Exercise:
Omitting the pictures, output all of the records precisely as written.

Material provided:

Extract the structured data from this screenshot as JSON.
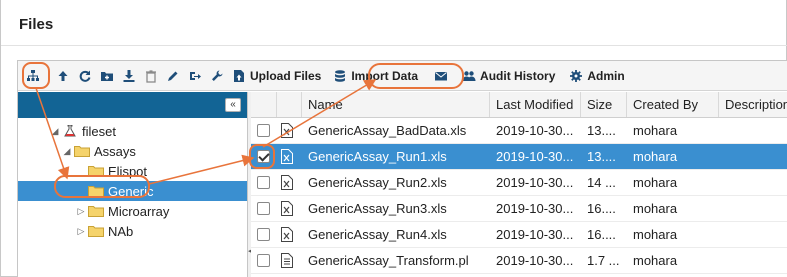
{
  "page": {
    "title": "Files"
  },
  "toolbar": {
    "upload_label": "Upload Files",
    "import_label": "Import Data",
    "audit_label": "Audit History",
    "admin_label": "Admin"
  },
  "tree": {
    "collapse_glyph": "«",
    "items": [
      {
        "label": "fileset",
        "expander": "◢"
      },
      {
        "label": "Assays",
        "expander": "◢"
      },
      {
        "label": "Elispot",
        "expander": ""
      },
      {
        "label": "Generic",
        "expander": "",
        "selected": true
      },
      {
        "label": "Microarray",
        "expander": "▷"
      },
      {
        "label": "NAb",
        "expander": "▷"
      }
    ]
  },
  "grid": {
    "columns": [
      "Name",
      "Last Modified",
      "Size",
      "Created By",
      "Description"
    ],
    "rows": [
      {
        "name": "GenericAssay_BadData.xls",
        "modified": "2019-10-30...",
        "size": "13....",
        "created_by": "mohara",
        "checked": false,
        "selected": false,
        "icon": "excel-file-icon"
      },
      {
        "name": "GenericAssay_Run1.xls",
        "modified": "2019-10-30...",
        "size": "13....",
        "created_by": "mohara",
        "checked": true,
        "selected": true,
        "icon": "excel-file-icon"
      },
      {
        "name": "GenericAssay_Run2.xls",
        "modified": "2019-10-30...",
        "size": "14 ...",
        "created_by": "mohara",
        "checked": false,
        "selected": false,
        "icon": "excel-file-icon"
      },
      {
        "name": "GenericAssay_Run3.xls",
        "modified": "2019-10-30...",
        "size": "16....",
        "created_by": "mohara",
        "checked": false,
        "selected": false,
        "icon": "excel-file-icon"
      },
      {
        "name": "GenericAssay_Run4.xls",
        "modified": "2019-10-30...",
        "size": "16....",
        "created_by": "mohara",
        "checked": false,
        "selected": false,
        "icon": "excel-file-icon"
      },
      {
        "name": "GenericAssay_Transform.pl",
        "modified": "2019-10-30...",
        "size": "1.7 ...",
        "created_by": "mohara",
        "checked": false,
        "selected": false,
        "icon": "text-file-icon"
      }
    ]
  },
  "colors": {
    "accent": "#126495",
    "selection": "#3a8fd0",
    "annotation": "#e8743b"
  }
}
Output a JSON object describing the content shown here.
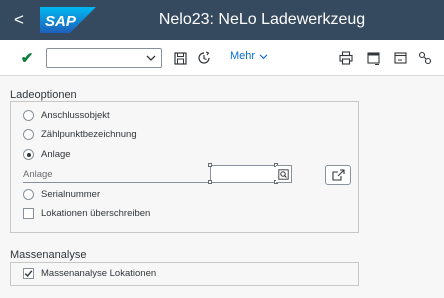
{
  "header": {
    "back_glyph": "<",
    "logo_text": "SAP",
    "title": "Nelo23: NeLo Ladewerkzeug",
    "bg_color": "#354a5f"
  },
  "toolbar": {
    "command_field": {
      "value": "",
      "placeholder": ""
    },
    "mehr_label": "Mehr",
    "icons": [
      "checkmark-icon",
      "chevron-down-icon",
      "save-icon",
      "clock-icon",
      "print-icon",
      "window-icon",
      "window-icon",
      "settings-icon"
    ]
  },
  "ladeoptionen": {
    "title": "Ladeoptionen",
    "options": [
      {
        "label": "Anschlussobjekt",
        "selected": false
      },
      {
        "label": "Zählpunktbezeichnung",
        "selected": false
      },
      {
        "label": "Anlage",
        "selected": true
      }
    ],
    "anlage_field": {
      "label": "Anlage",
      "value": ""
    },
    "serialnummer_label": "Serialnummer",
    "overwrite_checkbox": {
      "label": "Lokationen überschreiben",
      "checked": false
    }
  },
  "massenanalyse": {
    "title": "Massenanalyse",
    "checkbox": {
      "label": "Massenanalyse Lokationen",
      "checked": true
    }
  }
}
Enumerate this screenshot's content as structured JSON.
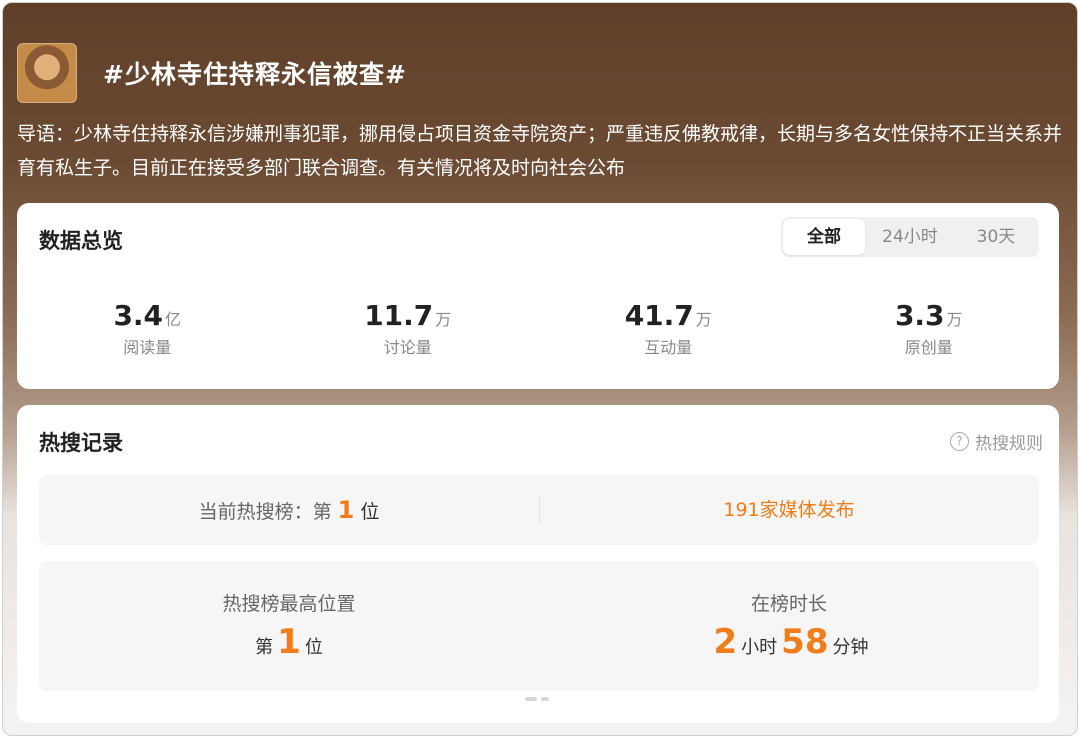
{
  "header": {
    "title": "#少林寺住持释永信被查#",
    "intro": "导语：少林寺住持释永信涉嫌刑事犯罪，挪用侵占项目资金寺院资产；严重违反佛教戒律，长期与多名女性保持不正当关系并育有私生子。目前正在接受多部门联合调查。有关情况将及时向社会公布"
  },
  "overview": {
    "title": "数据总览",
    "tabs": [
      {
        "label": "全部",
        "active": true
      },
      {
        "label": "24小时",
        "active": false
      },
      {
        "label": "30天",
        "active": false
      }
    ],
    "stats": [
      {
        "value": "3.4",
        "unit": "亿",
        "label": "阅读量"
      },
      {
        "value": "11.7",
        "unit": "万",
        "label": "讨论量"
      },
      {
        "value": "41.7",
        "unit": "万",
        "label": "互动量"
      },
      {
        "value": "3.3",
        "unit": "万",
        "label": "原创量"
      }
    ]
  },
  "hot": {
    "title": "热搜记录",
    "rule_label": "热搜规则",
    "rule_icon": "question-circle-icon",
    "current_prefix": "当前热搜榜：第",
    "current_rank": "1",
    "current_suffix": "位",
    "media": "191家媒体发布",
    "peak_label": "热搜榜最高位置",
    "peak_prefix": "第",
    "peak_rank": "1",
    "peak_suffix": "位",
    "duration_label": "在榜时长",
    "duration_hours": "2",
    "duration_hours_unit": "小时",
    "duration_minutes": "58",
    "duration_minutes_unit": "分钟"
  },
  "colors": {
    "accent": "#f07d1a",
    "header_brown": "#5f3f29"
  }
}
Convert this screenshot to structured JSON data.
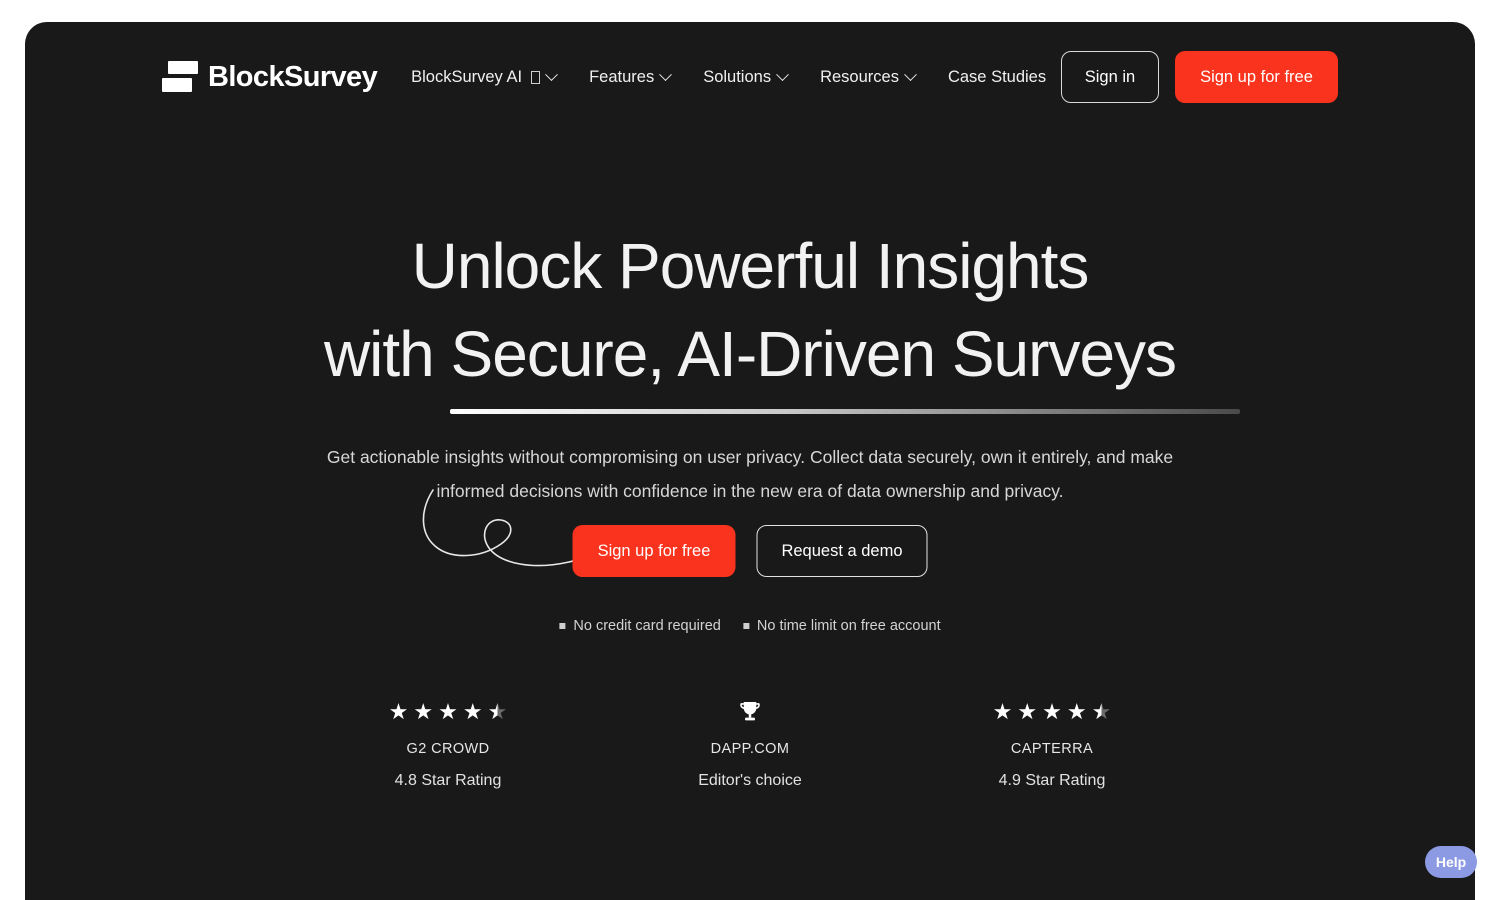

Finished exercise:
Extract the structured data from this screenshot as JSON.
{
  "page": {
    "title": "Files"
  },
  "toolbar": {
    "upload_label": "Upload Files",
    "import_label": "Import Data",
    "audit_label": "Audit History",
    "admin_label": "Admin"
  },
  "tree": {
    "collapse_glyph": "«",
    "items": [
      {
        "label": "fileset",
        "expander": "◢"
      },
      {
        "label": "Assays",
        "expander": "◢"
      },
      {
        "label": "Elispot",
        "expander": ""
      },
      {
        "label": "Generic",
        "expander": "",
        "selected": true
      },
      {
        "label": "Microarray",
        "expander": "▷"
      },
      {
        "label": "NAb",
        "expander": "▷"
      }
    ]
  },
  "grid": {
    "columns": [
      "Name",
      "Last Modified",
      "Size",
      "Created By",
      "Description"
    ],
    "rows": [
      {
        "name": "GenericAssay_BadData.xls",
        "modified": "2019-10-30...",
        "size": "13....",
        "created_by": "mohara",
        "checked": false,
        "selected": false,
        "icon": "excel-file-icon"
      },
      {
        "name": "GenericAssay_Run1.xls",
        "modified": "2019-10-30...",
        "size": "13....",
        "created_by": "mohara",
        "checked": true,
        "selected": true,
        "icon": "excel-file-icon"
      },
      {
        "name": "GenericAssay_Run2.xls",
        "modified": "2019-10-30...",
        "size": "14 ...",
        "created_by": "mohara",
        "checked": false,
        "selected": false,
        "icon": "excel-file-icon"
      },
      {
        "name": "GenericAssay_Run3.xls",
        "modified": "2019-10-30...",
        "size": "16....",
        "created_by": "mohara",
        "checked": false,
        "selected": false,
        "icon": "excel-file-icon"
      },
      {
        "name": "GenericAssay_Run4.xls",
        "modified": "2019-10-30...",
        "size": "16....",
        "created_by": "mohara",
        "checked": false,
        "selected": false,
        "icon": "excel-file-icon"
      },
      {
        "name": "GenericAssay_Transform.pl",
        "modified": "2019-10-30...",
        "size": "1.7 ...",
        "created_by": "mohara",
        "checked": false,
        "selected": false,
        "icon": "text-file-icon"
      }
    ]
  },
  "colors": {
    "accent": "#126495",
    "selection": "#3a8fd0",
    "annotation": "#e8743b"
  }
}
Output a JSON object describing the content shown here.
{
  "header": {
    "back_glyph": "<",
    "logo_text": "SAP",
    "title": "Nelo23: NeLo Ladewerkzeug",
    "bg_color": "#354a5f"
  },
  "toolbar": {
    "command_field": {
      "value": "",
      "placeholder": ""
    },
    "mehr_label": "Mehr",
    "icons": [
      "checkmark-icon",
      "chevron-down-icon",
      "save-icon",
      "clock-icon",
      "print-icon",
      "window-icon",
      "window-icon",
      "settings-icon"
    ]
  },
  "ladeoptionen": {
    "title": "Ladeoptionen",
    "options": [
      {
        "label": "Anschlussobjekt",
        "selected": false
      },
      {
        "label": "Zählpunktbezeichnung",
        "selected": false
      },
      {
        "label": "Anlage",
        "selected": true
      }
    ],
    "anlage_field": {
      "label": "Anlage",
      "value": ""
    },
    "serialnummer_label": "Serialnummer",
    "overwrite_checkbox": {
      "label": "Lokationen überschreiben",
      "checked": false
    }
  },
  "massenanalyse": {
    "title": "Massenanalyse",
    "checkbox": {
      "label": "Massenanalyse Lokationen",
      "checked": true
    }
  }
}
Enumerate this screenshot's content as structured JSON.
{
  "header": {
    "title": "#少林寺住持释永信被查#",
    "intro": "导语：少林寺住持释永信涉嫌刑事犯罪，挪用侵占项目资金寺院资产；严重违反佛教戒律，长期与多名女性保持不正当关系并育有私生子。目前正在接受多部门联合调查。有关情况将及时向社会公布"
  },
  "overview": {
    "title": "数据总览",
    "tabs": [
      {
        "label": "全部",
        "active": true
      },
      {
        "label": "24小时",
        "active": false
      },
      {
        "label": "30天",
        "active": false
      }
    ],
    "stats": [
      {
        "value": "3.4",
        "unit": "亿",
        "label": "阅读量"
      },
      {
        "value": "11.7",
        "unit": "万",
        "label": "讨论量"
      },
      {
        "value": "41.7",
        "unit": "万",
        "label": "互动量"
      },
      {
        "value": "3.3",
        "unit": "万",
        "label": "原创量"
      }
    ]
  },
  "hot": {
    "title": "热搜记录",
    "rule_label": "热搜规则",
    "rule_icon": "question-circle-icon",
    "current_prefix": "当前热搜榜：第",
    "current_rank": "1",
    "current_suffix": "位",
    "media": "191家媒体发布",
    "peak_label": "热搜榜最高位置",
    "peak_prefix": "第",
    "peak_rank": "1",
    "peak_suffix": "位",
    "duration_label": "在榜时长",
    "duration_hours": "2",
    "duration_hours_unit": "小时",
    "duration_minutes": "58",
    "duration_minutes_unit": "分钟"
  },
  "colors": {
    "accent": "#f07d1a",
    "header_brown": "#5f3f29"
  }
}
Convert this screenshot to structured JSON data.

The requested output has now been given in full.